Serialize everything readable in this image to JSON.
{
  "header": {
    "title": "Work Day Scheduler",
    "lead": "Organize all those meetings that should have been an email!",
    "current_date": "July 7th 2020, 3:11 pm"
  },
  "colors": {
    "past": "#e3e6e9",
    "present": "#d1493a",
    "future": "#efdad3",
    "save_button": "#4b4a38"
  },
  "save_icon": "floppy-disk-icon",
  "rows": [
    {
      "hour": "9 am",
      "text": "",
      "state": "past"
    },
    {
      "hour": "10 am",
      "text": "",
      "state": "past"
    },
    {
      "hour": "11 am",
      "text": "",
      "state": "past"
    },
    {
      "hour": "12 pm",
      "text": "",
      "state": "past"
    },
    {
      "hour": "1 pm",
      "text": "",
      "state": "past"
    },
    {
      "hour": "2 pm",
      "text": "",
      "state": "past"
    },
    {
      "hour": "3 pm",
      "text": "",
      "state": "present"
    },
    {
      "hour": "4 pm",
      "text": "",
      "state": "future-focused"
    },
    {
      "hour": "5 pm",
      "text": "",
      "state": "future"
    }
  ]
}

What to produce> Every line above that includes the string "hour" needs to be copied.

Response to the exercise>
      "hour": "9 am",
      "hour": "10 am",
      "hour": "11 am",
      "hour": "12 pm",
      "hour": "1 pm",
      "hour": "2 pm",
      "hour": "3 pm",
      "hour": "4 pm",
      "hour": "5 pm",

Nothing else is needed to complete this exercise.